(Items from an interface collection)
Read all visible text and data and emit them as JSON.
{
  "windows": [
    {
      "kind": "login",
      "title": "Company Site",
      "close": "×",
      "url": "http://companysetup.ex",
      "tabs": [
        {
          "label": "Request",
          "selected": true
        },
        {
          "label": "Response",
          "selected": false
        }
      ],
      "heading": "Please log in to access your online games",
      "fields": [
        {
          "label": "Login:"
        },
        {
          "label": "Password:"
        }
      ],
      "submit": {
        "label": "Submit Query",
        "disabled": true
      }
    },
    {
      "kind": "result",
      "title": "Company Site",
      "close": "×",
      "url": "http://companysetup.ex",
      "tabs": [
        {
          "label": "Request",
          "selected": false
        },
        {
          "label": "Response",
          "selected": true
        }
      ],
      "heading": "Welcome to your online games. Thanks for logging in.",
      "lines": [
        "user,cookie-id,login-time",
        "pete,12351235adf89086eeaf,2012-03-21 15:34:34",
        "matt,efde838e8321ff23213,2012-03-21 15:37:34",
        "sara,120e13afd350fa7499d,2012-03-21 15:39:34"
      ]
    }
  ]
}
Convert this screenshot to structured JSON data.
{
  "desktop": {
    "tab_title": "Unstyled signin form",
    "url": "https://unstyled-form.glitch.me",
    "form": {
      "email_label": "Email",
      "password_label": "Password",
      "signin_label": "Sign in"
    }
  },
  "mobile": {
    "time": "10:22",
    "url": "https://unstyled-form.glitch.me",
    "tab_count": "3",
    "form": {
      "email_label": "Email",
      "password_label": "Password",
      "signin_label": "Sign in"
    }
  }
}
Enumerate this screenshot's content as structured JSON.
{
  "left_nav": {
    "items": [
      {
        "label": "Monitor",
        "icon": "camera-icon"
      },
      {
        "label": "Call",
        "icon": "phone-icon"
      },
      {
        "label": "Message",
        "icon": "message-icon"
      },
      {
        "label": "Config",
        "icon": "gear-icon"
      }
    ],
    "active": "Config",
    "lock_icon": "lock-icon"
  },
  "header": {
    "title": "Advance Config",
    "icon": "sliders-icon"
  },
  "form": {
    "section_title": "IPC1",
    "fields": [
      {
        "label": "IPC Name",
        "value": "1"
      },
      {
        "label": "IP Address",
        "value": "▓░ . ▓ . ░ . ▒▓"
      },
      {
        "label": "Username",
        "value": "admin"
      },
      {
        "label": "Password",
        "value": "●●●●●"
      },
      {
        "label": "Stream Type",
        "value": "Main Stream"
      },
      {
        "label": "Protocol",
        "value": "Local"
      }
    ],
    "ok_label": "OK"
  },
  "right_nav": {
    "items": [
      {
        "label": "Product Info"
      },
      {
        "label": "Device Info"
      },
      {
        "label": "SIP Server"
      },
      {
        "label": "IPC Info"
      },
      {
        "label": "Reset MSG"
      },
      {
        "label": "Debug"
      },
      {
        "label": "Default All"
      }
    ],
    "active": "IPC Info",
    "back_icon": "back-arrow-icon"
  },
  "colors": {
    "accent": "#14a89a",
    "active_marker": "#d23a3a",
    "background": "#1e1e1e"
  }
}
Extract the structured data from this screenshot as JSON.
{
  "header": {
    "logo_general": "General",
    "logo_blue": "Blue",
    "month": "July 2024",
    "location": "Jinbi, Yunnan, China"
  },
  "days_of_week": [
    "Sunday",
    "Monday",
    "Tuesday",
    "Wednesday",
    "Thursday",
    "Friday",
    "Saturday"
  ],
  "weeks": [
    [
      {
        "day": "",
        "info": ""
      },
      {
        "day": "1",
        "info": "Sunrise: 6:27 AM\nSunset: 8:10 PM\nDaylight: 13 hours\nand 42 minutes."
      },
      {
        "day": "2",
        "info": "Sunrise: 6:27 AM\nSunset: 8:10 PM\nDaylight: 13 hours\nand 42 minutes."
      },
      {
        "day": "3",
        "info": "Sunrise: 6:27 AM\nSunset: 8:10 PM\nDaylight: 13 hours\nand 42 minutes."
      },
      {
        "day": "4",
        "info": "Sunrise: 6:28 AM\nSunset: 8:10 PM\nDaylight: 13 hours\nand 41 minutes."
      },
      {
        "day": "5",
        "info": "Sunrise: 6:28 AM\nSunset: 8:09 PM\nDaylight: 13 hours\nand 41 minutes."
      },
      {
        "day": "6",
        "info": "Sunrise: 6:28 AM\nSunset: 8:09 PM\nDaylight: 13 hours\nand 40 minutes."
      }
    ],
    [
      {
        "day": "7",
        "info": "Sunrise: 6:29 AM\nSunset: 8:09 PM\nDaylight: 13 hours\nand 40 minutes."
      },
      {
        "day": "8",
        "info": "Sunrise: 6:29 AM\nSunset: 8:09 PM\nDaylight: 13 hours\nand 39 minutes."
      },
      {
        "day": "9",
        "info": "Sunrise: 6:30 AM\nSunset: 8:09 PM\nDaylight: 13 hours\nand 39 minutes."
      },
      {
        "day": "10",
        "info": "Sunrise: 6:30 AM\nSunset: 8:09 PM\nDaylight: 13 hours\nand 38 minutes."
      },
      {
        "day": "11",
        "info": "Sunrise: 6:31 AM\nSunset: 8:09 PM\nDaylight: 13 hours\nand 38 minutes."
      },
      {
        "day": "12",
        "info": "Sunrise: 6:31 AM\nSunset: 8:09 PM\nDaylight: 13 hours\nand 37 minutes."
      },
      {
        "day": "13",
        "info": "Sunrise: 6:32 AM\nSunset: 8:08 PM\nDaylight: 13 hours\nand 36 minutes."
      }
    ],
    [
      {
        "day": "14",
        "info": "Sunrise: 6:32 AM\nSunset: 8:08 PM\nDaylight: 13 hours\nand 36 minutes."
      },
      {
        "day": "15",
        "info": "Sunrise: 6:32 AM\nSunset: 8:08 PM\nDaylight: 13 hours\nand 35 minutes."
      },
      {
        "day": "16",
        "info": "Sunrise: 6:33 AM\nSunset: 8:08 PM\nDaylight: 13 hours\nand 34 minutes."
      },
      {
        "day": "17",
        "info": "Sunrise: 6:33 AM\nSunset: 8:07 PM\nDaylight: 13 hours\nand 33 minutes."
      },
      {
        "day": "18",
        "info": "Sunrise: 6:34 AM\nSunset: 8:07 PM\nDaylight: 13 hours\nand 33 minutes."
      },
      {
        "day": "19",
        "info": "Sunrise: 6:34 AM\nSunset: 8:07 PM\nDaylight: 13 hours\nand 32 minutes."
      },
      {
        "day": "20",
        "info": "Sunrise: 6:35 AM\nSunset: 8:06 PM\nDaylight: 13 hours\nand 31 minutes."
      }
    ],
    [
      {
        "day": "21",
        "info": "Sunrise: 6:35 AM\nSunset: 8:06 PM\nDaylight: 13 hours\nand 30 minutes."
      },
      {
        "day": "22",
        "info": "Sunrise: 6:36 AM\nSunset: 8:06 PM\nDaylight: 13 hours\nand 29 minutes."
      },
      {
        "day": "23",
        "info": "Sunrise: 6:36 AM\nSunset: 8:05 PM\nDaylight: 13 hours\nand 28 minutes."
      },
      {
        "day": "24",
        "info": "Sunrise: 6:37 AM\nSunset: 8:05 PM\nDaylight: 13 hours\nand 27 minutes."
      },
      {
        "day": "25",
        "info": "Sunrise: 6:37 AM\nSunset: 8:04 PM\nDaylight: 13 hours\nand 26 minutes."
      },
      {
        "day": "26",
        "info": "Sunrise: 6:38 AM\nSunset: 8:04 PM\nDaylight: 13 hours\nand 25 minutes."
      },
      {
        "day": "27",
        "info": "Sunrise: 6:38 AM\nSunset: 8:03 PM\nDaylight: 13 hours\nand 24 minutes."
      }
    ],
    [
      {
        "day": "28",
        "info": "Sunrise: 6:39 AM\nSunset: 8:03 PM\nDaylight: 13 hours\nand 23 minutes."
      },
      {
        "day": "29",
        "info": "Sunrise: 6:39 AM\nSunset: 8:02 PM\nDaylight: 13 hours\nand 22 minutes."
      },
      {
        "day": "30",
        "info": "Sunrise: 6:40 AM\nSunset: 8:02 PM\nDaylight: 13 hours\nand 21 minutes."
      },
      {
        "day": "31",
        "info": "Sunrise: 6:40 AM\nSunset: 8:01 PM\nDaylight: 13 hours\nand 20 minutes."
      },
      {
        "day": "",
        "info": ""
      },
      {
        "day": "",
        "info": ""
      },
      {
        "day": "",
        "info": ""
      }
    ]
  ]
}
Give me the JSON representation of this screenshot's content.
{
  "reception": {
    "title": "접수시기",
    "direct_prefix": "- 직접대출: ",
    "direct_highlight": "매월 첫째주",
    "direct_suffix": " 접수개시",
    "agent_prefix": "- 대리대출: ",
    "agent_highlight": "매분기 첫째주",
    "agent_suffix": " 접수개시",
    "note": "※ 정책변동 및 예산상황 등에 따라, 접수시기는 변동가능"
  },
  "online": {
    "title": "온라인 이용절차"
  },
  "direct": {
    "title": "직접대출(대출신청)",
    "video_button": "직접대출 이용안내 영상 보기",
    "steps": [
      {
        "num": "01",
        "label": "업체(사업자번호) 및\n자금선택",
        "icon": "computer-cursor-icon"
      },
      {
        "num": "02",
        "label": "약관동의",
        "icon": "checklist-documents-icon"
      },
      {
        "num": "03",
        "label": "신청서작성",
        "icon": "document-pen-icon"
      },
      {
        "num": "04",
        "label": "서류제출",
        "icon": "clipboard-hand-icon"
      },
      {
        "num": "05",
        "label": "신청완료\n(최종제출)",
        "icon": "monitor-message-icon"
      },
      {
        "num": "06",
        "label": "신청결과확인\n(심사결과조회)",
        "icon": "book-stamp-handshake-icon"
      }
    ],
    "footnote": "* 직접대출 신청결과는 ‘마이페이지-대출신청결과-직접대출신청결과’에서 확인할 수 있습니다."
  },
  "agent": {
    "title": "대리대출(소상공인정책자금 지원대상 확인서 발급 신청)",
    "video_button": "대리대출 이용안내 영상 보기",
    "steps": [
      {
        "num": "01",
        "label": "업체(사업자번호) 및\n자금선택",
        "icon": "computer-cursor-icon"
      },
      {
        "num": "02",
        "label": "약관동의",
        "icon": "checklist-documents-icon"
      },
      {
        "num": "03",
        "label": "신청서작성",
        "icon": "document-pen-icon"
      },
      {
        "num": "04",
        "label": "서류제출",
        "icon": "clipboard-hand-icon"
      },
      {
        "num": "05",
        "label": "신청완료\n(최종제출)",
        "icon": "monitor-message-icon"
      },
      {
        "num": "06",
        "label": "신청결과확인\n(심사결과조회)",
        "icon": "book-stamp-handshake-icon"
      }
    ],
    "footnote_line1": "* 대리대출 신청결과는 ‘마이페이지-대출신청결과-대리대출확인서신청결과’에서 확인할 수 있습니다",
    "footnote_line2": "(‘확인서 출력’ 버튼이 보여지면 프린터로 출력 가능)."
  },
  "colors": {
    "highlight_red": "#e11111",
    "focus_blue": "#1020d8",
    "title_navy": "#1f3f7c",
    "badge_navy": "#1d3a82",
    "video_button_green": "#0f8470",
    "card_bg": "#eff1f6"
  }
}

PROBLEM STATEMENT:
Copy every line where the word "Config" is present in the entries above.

RESPONSE AREA:
        "label": "Config",
    "active": "Config",
    "title": "Advance Config",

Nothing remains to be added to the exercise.